● WHAT YOU WILL DO
Retrieve each line that contains the word "pawn" from the entries below.

● GIVEN INFORMATION
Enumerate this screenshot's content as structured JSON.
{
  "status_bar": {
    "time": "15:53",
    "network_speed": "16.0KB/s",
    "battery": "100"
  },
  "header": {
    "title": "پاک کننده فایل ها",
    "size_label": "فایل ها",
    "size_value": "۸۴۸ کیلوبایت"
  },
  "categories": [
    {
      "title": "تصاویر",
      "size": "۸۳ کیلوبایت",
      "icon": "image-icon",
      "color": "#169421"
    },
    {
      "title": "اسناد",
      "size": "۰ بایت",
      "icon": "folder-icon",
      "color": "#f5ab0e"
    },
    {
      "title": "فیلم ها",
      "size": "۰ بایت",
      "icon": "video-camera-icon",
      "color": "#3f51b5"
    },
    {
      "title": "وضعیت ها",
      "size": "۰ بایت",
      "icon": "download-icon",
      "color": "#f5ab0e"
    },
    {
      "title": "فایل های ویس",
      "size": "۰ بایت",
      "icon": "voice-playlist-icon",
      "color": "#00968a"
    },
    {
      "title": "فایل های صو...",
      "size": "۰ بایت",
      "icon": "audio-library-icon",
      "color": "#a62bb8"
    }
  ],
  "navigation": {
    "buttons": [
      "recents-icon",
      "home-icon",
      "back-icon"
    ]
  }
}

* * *

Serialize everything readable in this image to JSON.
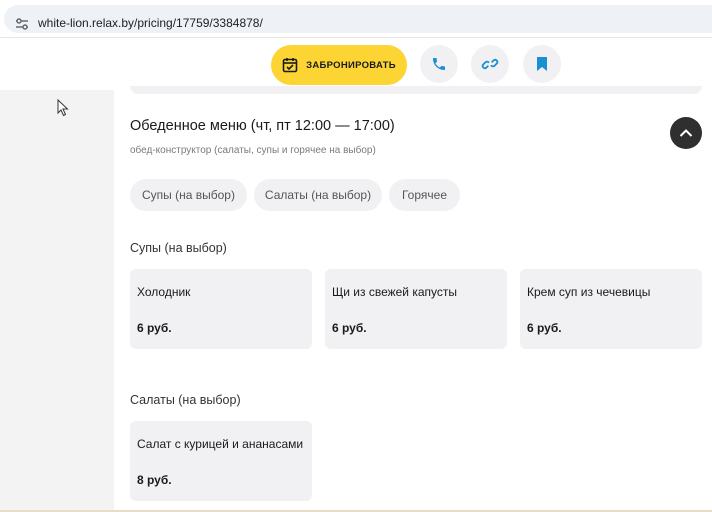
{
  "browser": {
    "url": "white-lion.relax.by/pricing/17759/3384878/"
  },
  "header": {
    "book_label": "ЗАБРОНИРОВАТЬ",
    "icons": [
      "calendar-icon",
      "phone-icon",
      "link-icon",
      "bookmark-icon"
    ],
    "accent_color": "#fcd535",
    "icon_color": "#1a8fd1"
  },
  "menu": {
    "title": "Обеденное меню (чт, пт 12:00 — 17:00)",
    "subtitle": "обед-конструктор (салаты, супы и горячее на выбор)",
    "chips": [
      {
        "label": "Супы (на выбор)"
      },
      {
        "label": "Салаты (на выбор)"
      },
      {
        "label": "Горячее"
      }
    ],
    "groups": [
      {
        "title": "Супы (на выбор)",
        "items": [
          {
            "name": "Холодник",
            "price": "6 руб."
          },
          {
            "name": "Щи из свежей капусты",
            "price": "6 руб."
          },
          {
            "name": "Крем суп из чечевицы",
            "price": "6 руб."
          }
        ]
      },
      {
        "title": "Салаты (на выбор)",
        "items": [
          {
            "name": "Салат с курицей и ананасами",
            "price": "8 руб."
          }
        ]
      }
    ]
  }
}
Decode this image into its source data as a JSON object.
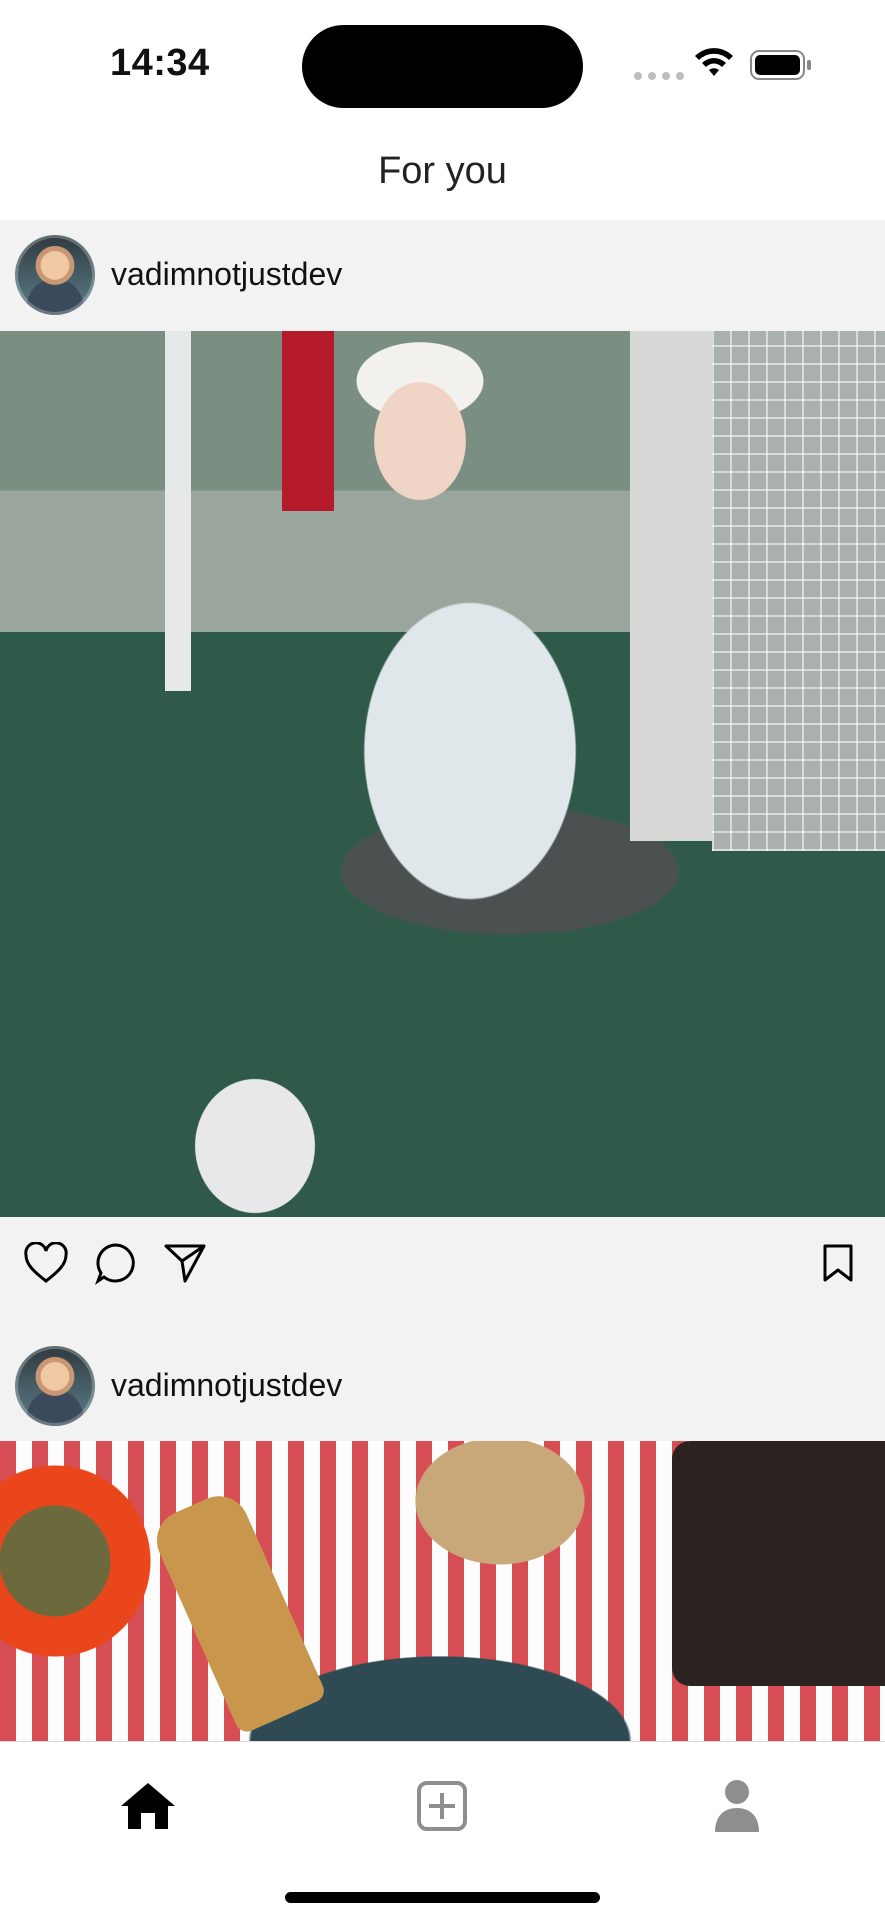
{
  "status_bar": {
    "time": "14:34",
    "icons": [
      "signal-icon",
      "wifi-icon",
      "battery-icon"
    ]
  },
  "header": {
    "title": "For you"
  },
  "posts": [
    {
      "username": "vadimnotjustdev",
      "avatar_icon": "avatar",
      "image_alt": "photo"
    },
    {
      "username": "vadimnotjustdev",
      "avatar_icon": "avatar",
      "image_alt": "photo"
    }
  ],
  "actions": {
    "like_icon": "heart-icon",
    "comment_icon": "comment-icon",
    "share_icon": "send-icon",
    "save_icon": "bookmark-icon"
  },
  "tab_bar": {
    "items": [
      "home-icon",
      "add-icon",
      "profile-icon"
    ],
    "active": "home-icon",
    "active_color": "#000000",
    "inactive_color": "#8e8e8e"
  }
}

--

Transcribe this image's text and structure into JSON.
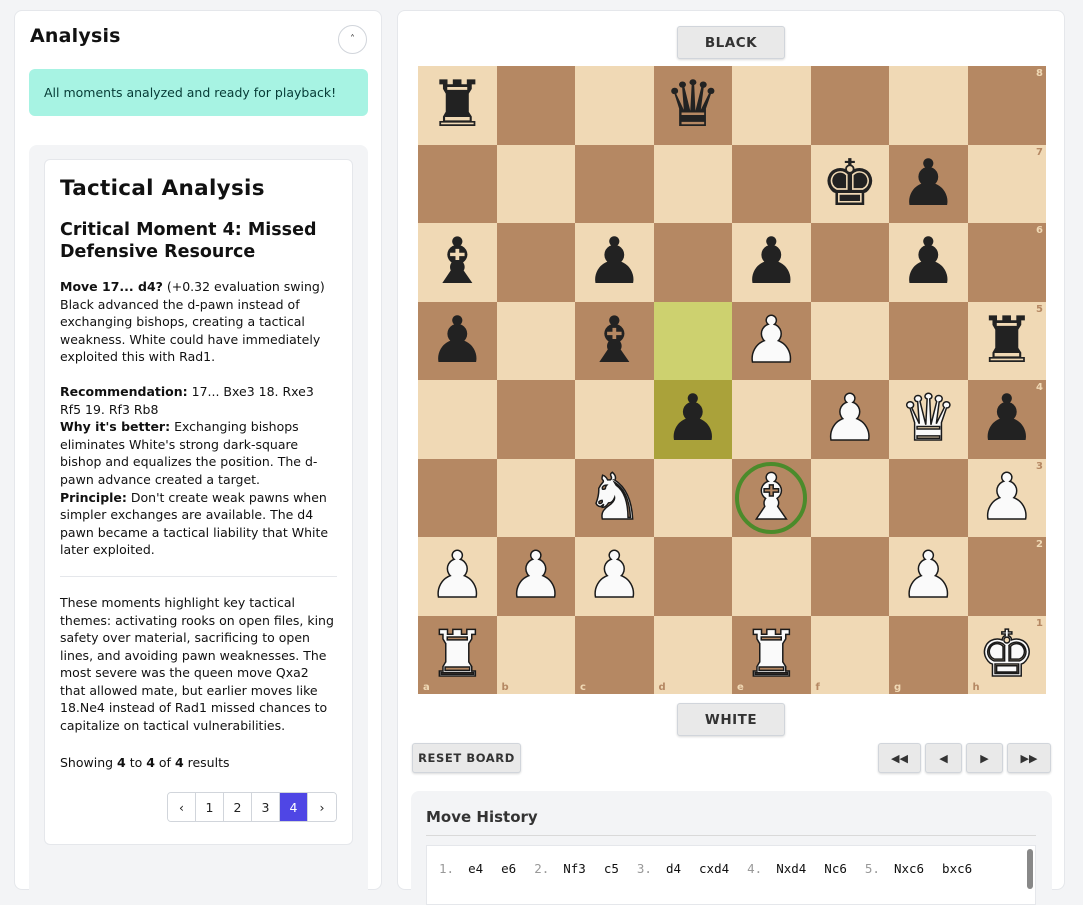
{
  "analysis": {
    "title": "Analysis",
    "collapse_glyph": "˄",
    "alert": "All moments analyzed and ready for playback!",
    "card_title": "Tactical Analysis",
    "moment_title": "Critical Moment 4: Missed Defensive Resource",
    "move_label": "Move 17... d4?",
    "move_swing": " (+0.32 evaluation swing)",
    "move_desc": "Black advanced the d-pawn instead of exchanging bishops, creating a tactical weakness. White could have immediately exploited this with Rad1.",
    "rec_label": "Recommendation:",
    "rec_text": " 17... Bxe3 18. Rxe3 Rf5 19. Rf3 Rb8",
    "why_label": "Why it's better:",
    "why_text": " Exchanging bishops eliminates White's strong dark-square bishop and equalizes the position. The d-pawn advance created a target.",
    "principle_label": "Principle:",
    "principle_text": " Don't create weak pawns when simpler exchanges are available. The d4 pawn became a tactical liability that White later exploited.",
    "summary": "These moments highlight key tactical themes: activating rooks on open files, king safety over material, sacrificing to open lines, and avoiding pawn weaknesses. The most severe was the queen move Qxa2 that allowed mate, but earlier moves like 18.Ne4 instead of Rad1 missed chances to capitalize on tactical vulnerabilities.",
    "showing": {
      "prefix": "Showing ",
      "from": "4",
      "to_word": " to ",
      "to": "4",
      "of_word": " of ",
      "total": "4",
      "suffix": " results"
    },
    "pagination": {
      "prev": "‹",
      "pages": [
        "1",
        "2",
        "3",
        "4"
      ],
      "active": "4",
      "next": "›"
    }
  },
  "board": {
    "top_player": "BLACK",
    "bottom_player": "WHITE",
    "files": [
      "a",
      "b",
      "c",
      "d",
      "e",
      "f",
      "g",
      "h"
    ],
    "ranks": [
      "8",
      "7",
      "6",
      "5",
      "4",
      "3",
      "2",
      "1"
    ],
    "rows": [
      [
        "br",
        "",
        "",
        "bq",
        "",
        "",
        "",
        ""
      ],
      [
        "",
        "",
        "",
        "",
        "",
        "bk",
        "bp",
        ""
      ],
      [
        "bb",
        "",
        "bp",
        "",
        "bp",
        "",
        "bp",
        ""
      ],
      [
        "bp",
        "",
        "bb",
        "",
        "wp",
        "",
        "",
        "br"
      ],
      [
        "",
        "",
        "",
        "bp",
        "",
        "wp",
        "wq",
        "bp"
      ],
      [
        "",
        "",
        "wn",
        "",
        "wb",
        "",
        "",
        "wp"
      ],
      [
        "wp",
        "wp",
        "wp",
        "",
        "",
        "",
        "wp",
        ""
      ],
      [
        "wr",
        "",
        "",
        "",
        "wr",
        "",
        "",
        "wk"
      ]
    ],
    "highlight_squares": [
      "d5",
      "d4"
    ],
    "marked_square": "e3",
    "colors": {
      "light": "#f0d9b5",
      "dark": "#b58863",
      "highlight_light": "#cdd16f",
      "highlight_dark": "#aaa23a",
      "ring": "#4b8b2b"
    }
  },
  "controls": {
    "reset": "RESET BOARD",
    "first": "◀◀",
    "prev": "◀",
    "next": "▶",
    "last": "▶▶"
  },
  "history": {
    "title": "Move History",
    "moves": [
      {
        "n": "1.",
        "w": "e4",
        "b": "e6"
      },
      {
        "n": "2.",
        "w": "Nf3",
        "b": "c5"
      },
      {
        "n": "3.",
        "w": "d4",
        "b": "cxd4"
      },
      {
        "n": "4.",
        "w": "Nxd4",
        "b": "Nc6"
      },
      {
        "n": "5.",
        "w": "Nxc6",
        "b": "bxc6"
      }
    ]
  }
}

● RESPONSE TO THE TASK
    "move_desc": "Black advanced the d-pawn instead of exchanging bishops, creating a tactical weakness. White could have immediately exploited this with Rad1.",
    "why_text": " Exchanging bishops eliminates White's strong dark-square bishop and equalizes the position. The d-pawn advance created a target.",
    "principle_text": " Don't create weak pawns when simpler exchanges are available. The d4 pawn became a tactical liability that White later exploited.",
    "summary": "These moments highlight key tactical themes: activating rooks on open files, king safety over material, sacrificing to open lines, and avoiding pawn weaknesses. The most severe was the queen move Qxa2 that allowed mate, but earlier moves like 18.Ne4 instead of Rad1 missed chances to capitalize on tactical vulnerabilities.",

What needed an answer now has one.